“Two years ago we had the office party at a fancy nightclub. Last year it was downsized to the executive conference room. This year it’s going to be separate checks at the Olive Garden. What’s next? The bus station?” Paul did not look happy. He missed the open bar of years gone by. He missed the uniformed staff circulating with trays of hors d’oeuvres and flutes of champagne. He missed the Christmas bonuses. But mostly, he missed letting other people do his job. Now, with the staff cuts, he had to do the work of all the people he used to manage.
Ellen was furious. “Our party this year is going to be in the eighth floor cafeteria. No liquor. They’re going with fruit punch. No sober person will make a pass at me, which means I won’t have anyone to blackmail next year. I don’t think I can make it on my crappy salary alone. A drunken pass by a married executive was always good for a few days off or being able to come in late every now and then. It was part of my bonus package. No drunks, no bonuses.”
We were all in the local, commiserating about the sad state of the economy and the ghost of Christmas parties past.
“My company used to hire a famous entertainer for the party every year,” Dale said. “A few years ago it was Britney Spears. This year all they can afford is some has-been who can’t get arrested on Saturday night.”
“We used to get 10 paid days off and a free turkey. This year we got two days off and a family-sized Stove Top canister,” Ellen said, guzzling down her third strawberry daiquiri.
“Well, maybe it’s time to get back to the true meaning of the office party,” Paul reasoned. “Isn’t it the one time of year you can get drunk and bond with your cubicle mates?”
“At my office, we do that every Monday, Wednesday and Friday. Besides, half my cubicle mates are in India,” Ellen said. “One of them wanted to know why we wear scary costumes and say, ‘Trick or treat,’ at Christmas. I told them it was something we got from the Pilgrims.”
“Does your company make the Indians take English-sounding names?” I asked.
“Are you kidding?” she said. “Sanjay and Lakshmi are English-sounding names, now. And the customers don’t care what their names are anyway. They’re happy just to yell at a human. Next year I’m afraid the only people at our Christmas party will be me and the woman who says, ‘If you’d like to continue this phone call in English, press one.’ I hear they’re looking to get rid of her.”
“That’s the holiday spirit,” said Dale, “My cousin got a pink slip in his bonus envelope last year.”
“What did he do?”
“He sold fax machines. This recession killed his business.” The rest of us politely averted our eyes and made throat-clearing noises.

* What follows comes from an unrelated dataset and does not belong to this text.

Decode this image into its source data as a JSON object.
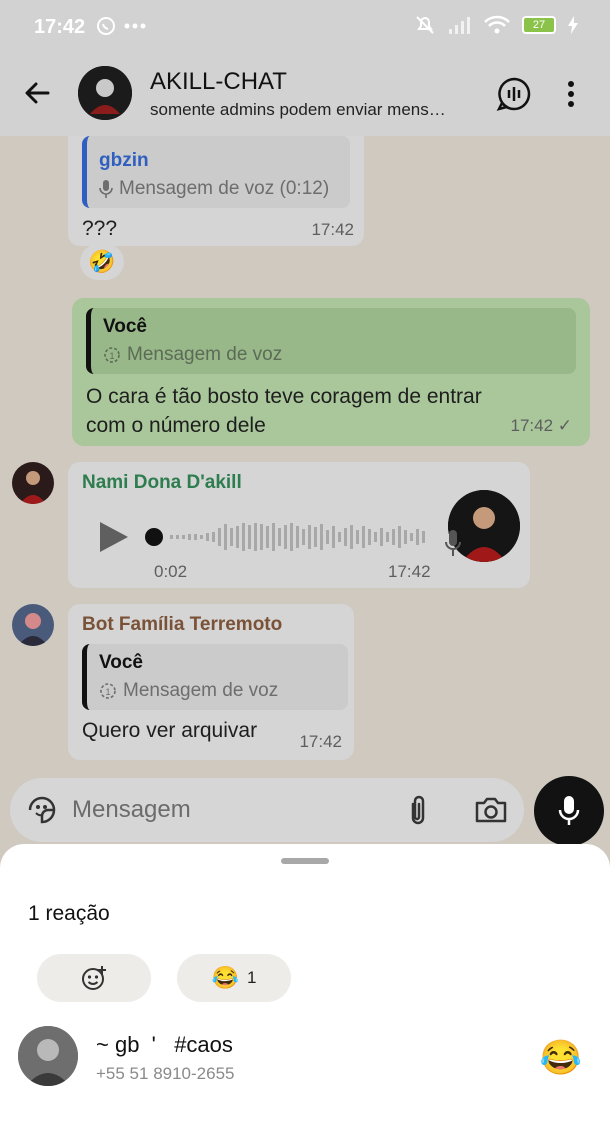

“Yeah, that must have taken him by surprise,” Paul said, “Maybe he can switch to selling portable typewriters. I hear they’re flying off the shelves,” Dale said.
“I miss the good old days,” said Ellen, putting on her coat.
“Well, have another drink and I’ll sexually harass you. It’ll be just like the old days,” said Paul.
“Sorry, I’ll have to take a rain check. I was supposed to be at my second job an hour ago.”
“What’s your second job?”
Jim Mullen is the author of “It Takes a Village Idiot: Complicating the Simple Life” and “Baby’s First Tattoo.” You can reach him at firstname.lastname@example.org
Copyright 2009, Newspaper Enterprise Assn.